Given entries:
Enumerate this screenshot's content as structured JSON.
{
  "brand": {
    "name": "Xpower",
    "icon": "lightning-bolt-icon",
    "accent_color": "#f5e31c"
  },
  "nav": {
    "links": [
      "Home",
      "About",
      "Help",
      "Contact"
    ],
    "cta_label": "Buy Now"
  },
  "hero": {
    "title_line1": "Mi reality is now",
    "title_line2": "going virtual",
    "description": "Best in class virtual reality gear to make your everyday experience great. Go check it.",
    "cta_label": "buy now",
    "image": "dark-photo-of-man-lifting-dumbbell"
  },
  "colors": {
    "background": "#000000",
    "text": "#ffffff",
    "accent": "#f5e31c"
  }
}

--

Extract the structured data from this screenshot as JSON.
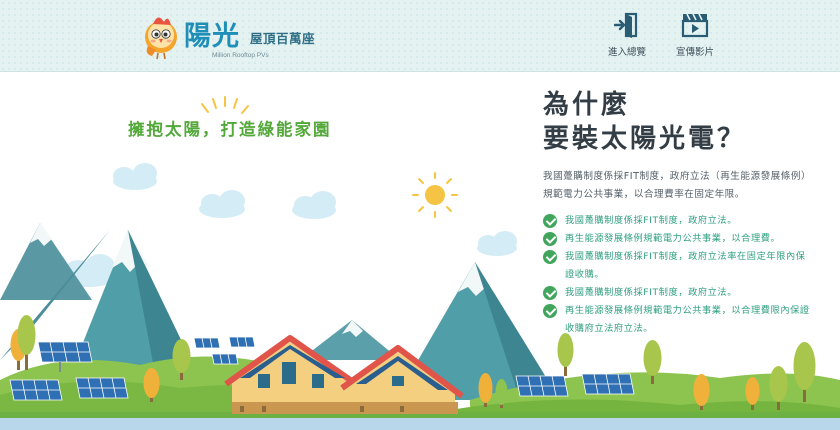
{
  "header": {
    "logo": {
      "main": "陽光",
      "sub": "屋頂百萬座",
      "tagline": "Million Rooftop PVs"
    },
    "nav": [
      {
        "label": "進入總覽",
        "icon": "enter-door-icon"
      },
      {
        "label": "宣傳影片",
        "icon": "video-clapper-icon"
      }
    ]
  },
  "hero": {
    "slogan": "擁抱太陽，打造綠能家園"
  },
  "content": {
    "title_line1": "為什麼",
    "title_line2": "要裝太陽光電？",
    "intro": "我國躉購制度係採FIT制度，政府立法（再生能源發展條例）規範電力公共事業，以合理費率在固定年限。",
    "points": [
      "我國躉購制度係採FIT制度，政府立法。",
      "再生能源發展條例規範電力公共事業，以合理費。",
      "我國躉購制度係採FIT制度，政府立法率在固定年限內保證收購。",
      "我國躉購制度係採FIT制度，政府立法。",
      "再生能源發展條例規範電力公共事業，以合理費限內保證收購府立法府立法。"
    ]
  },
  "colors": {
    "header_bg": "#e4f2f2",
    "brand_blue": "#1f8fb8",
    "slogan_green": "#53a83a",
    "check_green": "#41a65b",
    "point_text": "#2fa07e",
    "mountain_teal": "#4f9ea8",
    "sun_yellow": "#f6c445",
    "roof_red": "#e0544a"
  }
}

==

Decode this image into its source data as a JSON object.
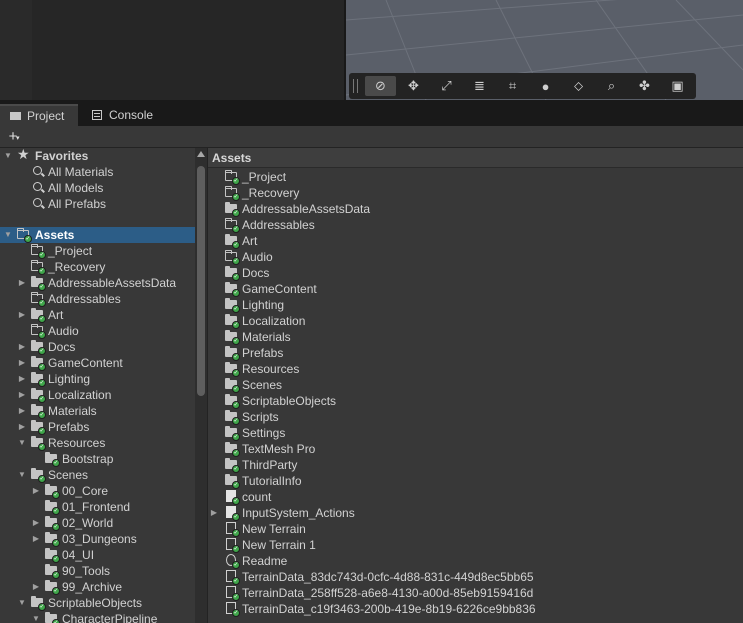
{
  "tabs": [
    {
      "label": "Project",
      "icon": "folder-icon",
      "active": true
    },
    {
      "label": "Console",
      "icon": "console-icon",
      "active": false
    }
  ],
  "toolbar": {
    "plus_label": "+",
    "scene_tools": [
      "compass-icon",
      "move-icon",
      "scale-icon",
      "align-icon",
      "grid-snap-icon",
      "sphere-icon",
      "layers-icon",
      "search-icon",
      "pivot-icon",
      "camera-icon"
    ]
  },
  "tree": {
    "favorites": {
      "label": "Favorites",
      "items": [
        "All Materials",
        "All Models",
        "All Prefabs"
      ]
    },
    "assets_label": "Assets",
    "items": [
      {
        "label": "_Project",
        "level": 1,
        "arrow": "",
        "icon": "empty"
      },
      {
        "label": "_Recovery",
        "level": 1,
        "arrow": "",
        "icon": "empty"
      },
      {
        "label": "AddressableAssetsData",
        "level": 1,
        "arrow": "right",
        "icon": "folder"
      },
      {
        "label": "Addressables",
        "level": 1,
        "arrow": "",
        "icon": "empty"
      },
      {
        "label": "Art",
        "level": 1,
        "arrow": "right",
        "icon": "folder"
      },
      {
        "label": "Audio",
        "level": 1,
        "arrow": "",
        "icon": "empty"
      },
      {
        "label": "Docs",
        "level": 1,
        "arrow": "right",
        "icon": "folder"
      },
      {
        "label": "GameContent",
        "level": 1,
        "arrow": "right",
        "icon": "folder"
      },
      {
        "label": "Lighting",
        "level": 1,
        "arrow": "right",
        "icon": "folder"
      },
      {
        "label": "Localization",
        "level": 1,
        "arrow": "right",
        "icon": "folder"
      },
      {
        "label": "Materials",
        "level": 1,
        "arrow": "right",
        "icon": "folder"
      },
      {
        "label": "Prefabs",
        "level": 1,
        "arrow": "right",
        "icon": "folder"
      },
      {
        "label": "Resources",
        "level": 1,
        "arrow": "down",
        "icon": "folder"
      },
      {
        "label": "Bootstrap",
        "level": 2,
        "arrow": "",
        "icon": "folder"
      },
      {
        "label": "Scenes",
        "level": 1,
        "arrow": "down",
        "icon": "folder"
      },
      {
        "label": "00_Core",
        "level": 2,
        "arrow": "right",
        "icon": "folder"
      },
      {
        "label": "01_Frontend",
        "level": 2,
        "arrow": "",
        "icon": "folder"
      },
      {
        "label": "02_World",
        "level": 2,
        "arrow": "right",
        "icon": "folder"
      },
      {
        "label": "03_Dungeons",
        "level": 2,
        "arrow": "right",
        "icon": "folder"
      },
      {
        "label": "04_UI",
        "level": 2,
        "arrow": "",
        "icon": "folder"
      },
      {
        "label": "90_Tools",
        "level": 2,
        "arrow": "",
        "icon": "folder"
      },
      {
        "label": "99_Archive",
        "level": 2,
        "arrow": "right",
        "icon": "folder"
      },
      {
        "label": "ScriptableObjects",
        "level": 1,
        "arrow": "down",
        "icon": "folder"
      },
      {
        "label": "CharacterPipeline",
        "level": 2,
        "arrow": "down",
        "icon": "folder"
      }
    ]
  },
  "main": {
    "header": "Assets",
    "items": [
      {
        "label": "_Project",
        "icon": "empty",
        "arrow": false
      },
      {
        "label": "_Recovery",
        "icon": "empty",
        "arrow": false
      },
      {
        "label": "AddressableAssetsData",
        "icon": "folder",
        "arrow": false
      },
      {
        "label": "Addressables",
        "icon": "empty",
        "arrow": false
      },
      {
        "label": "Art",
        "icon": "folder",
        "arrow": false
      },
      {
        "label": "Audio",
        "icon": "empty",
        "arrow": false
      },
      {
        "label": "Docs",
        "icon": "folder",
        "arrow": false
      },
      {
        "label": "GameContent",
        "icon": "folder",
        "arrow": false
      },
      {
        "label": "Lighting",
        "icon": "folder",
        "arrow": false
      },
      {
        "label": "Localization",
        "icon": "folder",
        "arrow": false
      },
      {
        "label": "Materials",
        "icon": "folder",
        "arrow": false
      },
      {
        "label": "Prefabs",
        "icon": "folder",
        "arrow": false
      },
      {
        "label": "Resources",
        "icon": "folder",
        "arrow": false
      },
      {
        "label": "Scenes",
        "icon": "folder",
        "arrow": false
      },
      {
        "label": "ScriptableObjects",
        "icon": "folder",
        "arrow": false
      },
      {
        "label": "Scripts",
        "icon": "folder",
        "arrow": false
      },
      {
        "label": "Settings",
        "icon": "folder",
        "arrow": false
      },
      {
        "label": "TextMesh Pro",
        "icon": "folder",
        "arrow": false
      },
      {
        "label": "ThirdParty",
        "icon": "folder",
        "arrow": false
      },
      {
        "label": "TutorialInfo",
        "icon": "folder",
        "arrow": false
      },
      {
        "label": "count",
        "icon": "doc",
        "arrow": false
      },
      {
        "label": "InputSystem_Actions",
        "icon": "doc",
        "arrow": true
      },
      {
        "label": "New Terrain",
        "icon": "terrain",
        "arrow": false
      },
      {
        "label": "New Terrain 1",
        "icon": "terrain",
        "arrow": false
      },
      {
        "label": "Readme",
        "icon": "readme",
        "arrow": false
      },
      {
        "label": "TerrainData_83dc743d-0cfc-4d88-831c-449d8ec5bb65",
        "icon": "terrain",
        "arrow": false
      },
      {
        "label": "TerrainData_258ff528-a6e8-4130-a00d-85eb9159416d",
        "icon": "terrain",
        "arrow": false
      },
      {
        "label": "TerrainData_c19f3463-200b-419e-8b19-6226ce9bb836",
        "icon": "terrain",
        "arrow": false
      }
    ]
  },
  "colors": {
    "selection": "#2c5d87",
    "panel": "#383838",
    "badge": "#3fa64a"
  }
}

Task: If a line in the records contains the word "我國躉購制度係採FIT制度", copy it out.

Finished task:
    "intro": "我國躉購制度係採FIT制度，政府立法（再生能源發展條例）規範電力公共事業，以合理費率在固定年限。",
      "我國躉購制度係採FIT制度，政府立法。",
      "我國躉購制度係採FIT制度，政府立法率在固定年限內保證收購。",
      "我國躉購制度係採FIT制度，政府立法。",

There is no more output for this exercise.